Your reply should hold only the lines from the records below where "Marketing" occurs.

(Web page and app entries)
----------------

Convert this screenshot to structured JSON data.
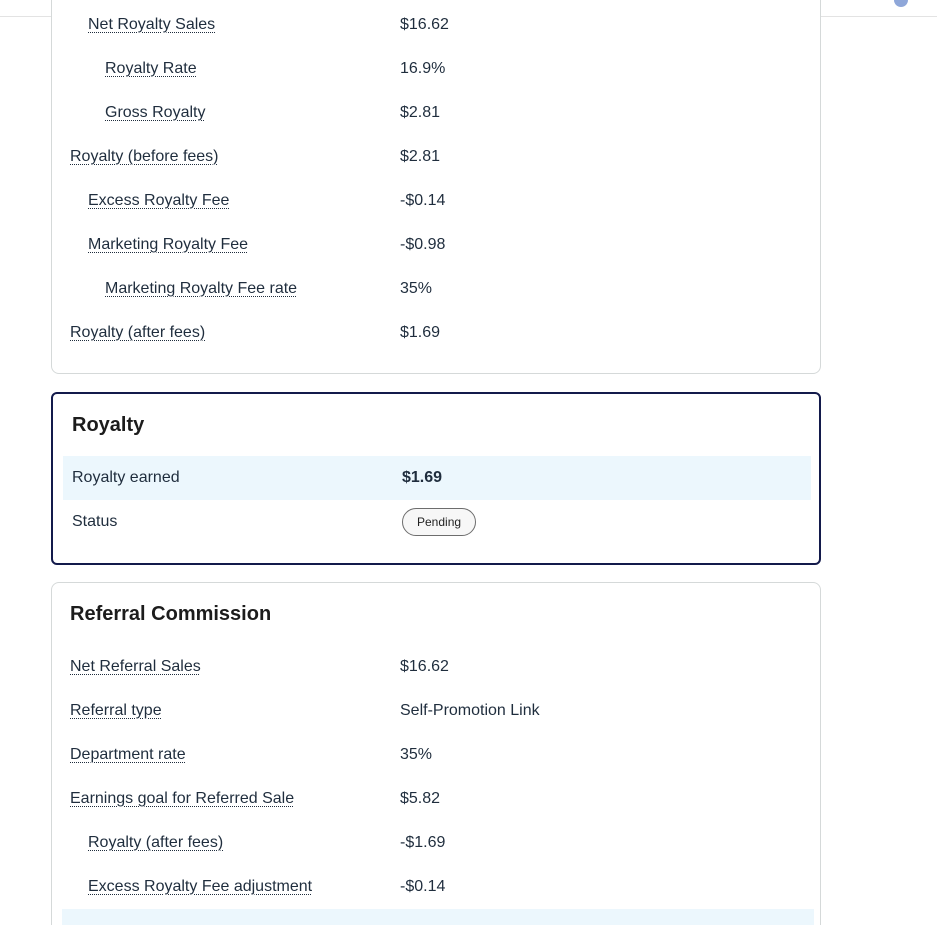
{
  "royalty_breakdown": {
    "rows": [
      {
        "label": "Net Royalty Sales",
        "value": "$16.62"
      },
      {
        "label": "Royalty Rate",
        "value": "16.9%"
      },
      {
        "label": "Gross Royalty",
        "value": "$2.81"
      },
      {
        "label": "Royalty (before fees)",
        "value": "$2.81"
      },
      {
        "label": "Excess Royalty Fee",
        "value": "-$0.14"
      },
      {
        "label": "Marketing Royalty Fee",
        "value": "-$0.98"
      },
      {
        "label": "Marketing Royalty Fee rate",
        "value": "35%"
      },
      {
        "label": "Royalty (after fees)",
        "value": "$1.69"
      }
    ]
  },
  "royalty_summary": {
    "title": "Royalty",
    "earned_label": "Royalty earned",
    "earned_value": "$1.69",
    "status_label": "Status",
    "status_value": "Pending"
  },
  "referral": {
    "title": "Referral Commission",
    "rows": [
      {
        "label": "Net Referral Sales",
        "value": "$16.62"
      },
      {
        "label": "Referral type",
        "value": "Self-Promotion Link"
      },
      {
        "label": "Department rate",
        "value": "35%"
      },
      {
        "label": "Earnings goal for Referred Sale",
        "value": "$5.82"
      },
      {
        "label": "Royalty (after fees)",
        "value": "-$1.69"
      },
      {
        "label": "Excess Royalty Fee adjustment",
        "value": "-$0.14"
      }
    ]
  }
}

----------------

> _REPLY_
        "label": "Marketing Royalty Fee",
        "label": "Marketing Royalty Fee rate",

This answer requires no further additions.